**SUPPLIED ENTRIES:**
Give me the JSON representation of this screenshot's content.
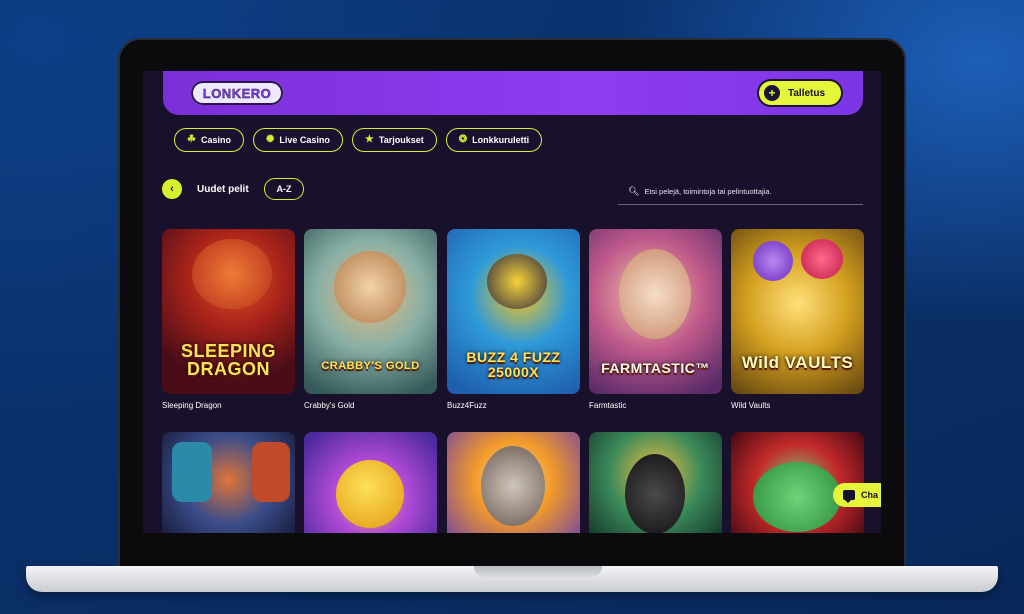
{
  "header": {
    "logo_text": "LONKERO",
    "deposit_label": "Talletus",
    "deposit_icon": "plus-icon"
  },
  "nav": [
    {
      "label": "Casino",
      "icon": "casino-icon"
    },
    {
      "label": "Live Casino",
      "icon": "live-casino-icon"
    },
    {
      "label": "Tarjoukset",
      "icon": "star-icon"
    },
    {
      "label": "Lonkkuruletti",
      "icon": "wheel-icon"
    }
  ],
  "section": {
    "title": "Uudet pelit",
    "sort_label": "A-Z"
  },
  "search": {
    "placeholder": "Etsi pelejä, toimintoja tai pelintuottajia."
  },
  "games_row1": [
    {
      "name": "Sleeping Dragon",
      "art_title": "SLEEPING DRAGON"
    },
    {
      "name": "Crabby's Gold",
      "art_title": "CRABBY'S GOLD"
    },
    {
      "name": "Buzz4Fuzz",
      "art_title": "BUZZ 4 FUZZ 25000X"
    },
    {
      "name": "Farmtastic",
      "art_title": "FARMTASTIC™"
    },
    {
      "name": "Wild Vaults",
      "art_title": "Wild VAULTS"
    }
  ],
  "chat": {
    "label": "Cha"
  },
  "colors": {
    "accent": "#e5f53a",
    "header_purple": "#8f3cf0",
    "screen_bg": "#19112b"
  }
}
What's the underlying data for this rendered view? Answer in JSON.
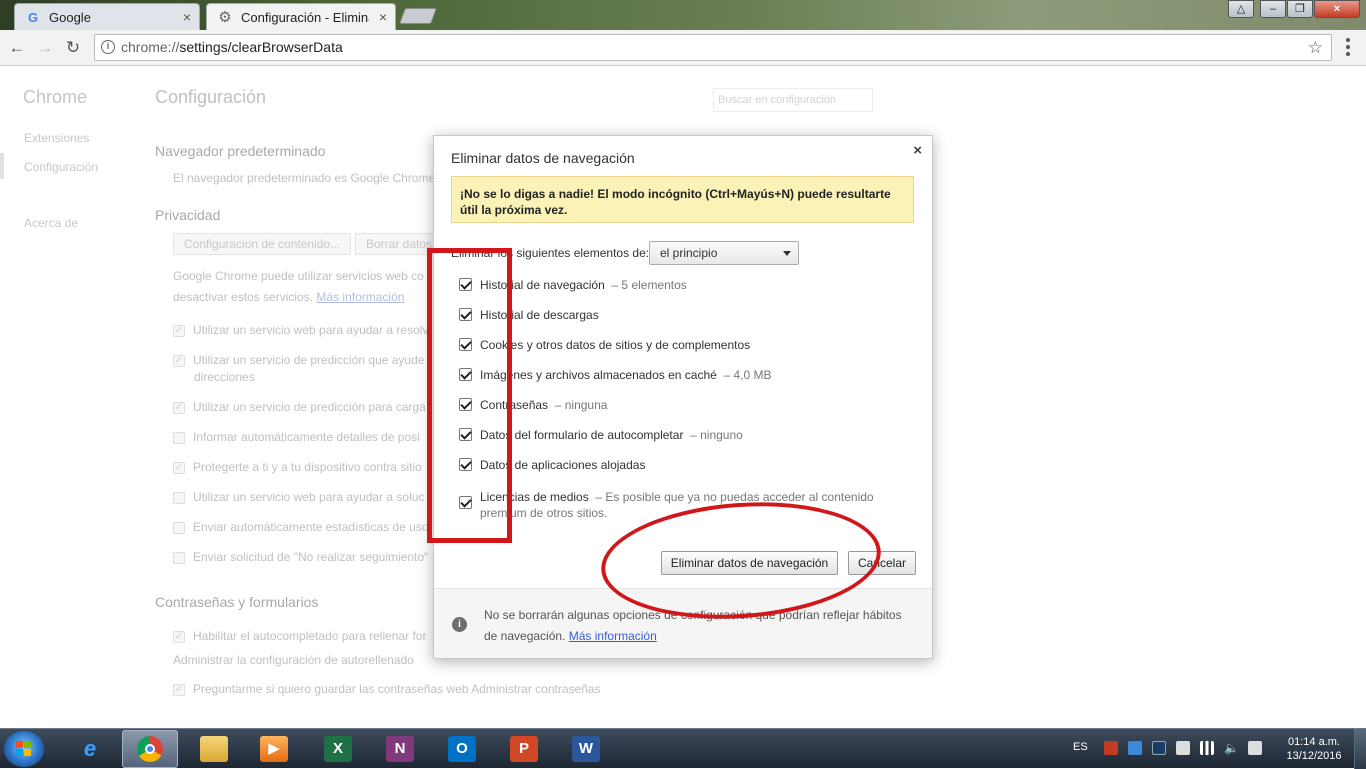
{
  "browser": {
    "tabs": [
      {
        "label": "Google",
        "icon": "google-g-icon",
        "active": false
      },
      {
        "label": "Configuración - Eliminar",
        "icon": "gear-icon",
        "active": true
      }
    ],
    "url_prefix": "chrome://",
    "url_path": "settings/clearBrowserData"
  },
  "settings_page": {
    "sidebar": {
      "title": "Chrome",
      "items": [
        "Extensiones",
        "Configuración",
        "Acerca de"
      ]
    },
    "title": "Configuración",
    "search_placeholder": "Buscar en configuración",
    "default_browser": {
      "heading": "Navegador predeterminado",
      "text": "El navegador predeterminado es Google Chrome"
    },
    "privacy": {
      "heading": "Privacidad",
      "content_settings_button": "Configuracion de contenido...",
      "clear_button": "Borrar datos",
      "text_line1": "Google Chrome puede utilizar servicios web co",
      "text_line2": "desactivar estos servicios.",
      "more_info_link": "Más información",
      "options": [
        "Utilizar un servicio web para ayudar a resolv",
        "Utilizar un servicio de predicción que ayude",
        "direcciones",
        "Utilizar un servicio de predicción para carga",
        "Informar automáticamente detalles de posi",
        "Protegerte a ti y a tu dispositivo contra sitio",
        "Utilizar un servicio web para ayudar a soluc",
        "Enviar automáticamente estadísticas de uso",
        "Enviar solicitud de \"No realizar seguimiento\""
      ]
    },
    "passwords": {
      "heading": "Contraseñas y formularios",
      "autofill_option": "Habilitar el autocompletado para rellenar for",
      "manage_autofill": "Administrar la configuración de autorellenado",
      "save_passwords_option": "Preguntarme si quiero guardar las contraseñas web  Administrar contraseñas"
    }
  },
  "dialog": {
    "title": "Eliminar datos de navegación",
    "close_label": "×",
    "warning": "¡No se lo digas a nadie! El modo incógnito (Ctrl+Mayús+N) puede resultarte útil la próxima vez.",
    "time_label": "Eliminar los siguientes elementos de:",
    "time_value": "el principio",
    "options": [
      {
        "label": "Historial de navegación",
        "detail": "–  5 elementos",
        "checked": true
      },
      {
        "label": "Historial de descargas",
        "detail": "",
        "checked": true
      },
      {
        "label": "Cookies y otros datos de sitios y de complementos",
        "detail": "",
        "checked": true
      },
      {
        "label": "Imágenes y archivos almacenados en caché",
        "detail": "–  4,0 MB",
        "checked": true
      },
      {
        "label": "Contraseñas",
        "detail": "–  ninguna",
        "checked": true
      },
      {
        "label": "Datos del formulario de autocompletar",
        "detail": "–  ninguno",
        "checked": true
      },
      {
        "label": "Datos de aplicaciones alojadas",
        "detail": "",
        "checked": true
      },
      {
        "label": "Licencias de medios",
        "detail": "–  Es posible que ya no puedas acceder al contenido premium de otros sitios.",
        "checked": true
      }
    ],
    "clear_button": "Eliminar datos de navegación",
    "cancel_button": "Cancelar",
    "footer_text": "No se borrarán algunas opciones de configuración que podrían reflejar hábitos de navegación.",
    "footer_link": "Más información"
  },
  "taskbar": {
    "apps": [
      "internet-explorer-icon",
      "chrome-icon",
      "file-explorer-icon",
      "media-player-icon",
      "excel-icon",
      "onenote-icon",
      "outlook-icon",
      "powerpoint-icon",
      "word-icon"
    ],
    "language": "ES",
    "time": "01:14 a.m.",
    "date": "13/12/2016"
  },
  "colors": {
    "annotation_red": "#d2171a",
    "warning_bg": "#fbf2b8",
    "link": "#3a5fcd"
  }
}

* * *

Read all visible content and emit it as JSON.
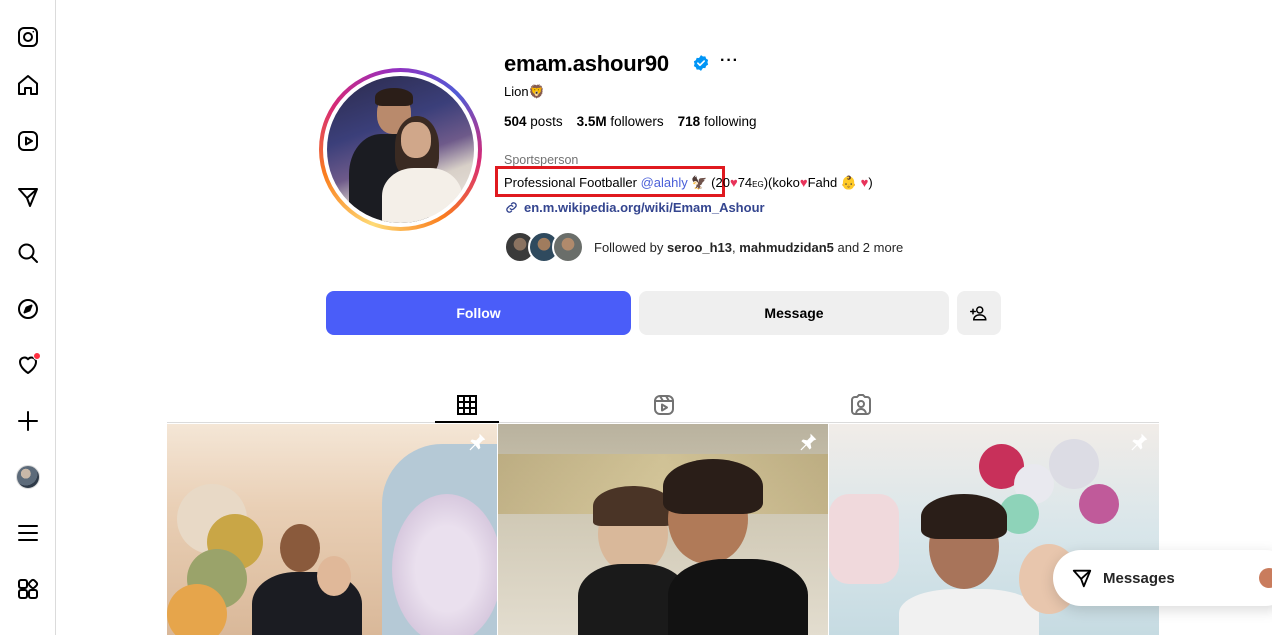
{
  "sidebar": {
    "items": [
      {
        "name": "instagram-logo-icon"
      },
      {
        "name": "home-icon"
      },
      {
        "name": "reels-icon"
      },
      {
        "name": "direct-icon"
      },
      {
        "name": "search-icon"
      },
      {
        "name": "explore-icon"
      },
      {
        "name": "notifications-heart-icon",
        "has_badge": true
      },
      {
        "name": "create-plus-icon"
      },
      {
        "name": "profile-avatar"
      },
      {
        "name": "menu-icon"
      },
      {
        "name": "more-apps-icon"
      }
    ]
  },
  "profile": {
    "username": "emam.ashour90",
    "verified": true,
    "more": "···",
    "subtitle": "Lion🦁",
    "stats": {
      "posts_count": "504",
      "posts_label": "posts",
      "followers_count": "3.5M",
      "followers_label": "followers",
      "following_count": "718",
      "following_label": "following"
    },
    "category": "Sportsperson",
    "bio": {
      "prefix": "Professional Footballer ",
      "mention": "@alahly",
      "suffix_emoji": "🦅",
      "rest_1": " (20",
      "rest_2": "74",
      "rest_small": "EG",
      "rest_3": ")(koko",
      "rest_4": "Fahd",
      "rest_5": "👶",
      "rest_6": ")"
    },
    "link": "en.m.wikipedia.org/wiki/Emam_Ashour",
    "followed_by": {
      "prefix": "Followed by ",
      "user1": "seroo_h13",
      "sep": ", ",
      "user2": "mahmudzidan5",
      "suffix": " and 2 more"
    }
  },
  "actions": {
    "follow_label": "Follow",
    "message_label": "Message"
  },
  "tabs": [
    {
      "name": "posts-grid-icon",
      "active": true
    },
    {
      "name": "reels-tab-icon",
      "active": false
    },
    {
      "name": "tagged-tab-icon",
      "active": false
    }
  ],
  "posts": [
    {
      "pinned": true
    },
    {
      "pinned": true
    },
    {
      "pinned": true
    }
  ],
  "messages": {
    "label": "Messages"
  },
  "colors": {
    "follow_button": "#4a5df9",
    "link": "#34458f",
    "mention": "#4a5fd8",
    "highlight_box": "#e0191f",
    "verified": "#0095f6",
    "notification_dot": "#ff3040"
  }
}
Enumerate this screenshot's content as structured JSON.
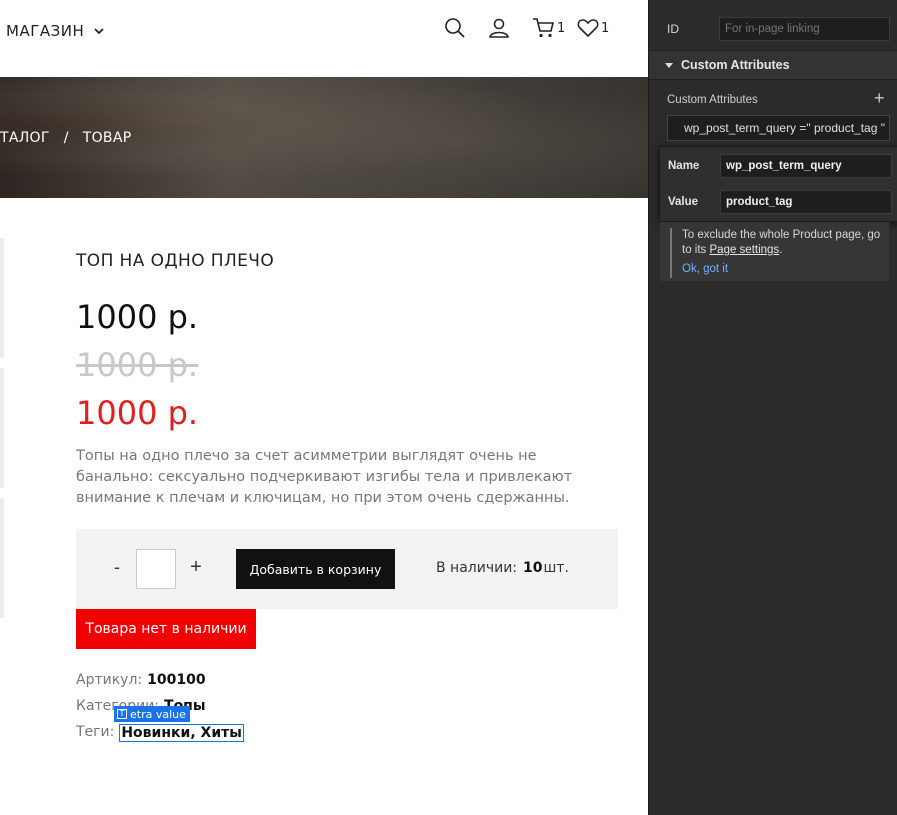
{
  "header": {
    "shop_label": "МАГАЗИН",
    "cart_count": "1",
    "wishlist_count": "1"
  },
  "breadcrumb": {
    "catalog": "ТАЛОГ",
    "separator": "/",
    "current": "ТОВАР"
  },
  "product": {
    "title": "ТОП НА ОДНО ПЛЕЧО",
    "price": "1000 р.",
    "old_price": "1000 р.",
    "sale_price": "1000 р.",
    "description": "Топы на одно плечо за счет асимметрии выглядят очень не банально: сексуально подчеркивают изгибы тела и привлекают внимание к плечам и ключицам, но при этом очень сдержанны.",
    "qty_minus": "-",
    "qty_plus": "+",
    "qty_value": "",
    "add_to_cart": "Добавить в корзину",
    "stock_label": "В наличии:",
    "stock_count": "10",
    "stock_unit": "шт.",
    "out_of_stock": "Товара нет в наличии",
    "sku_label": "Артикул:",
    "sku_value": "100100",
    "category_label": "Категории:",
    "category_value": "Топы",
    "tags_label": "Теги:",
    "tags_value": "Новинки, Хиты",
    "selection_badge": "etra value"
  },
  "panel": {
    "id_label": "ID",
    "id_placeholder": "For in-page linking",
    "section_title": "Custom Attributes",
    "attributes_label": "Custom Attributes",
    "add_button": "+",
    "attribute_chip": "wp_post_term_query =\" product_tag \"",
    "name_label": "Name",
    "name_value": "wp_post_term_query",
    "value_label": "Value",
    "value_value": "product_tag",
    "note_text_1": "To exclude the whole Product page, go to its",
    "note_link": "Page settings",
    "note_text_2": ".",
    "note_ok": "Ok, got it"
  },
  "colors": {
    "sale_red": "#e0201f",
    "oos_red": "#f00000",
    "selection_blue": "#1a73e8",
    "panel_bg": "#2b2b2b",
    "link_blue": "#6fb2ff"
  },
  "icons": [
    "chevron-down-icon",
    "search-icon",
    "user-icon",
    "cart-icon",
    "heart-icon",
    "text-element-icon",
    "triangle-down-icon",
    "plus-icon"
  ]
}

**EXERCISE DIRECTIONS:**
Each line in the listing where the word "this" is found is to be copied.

**WRITTEN RESPONSE:**
Give me the JSON representation of this screenshot's content.
What's the underlying data for this rendered view? Answer in JSON.
Enumerate this screenshot's content as structured JSON.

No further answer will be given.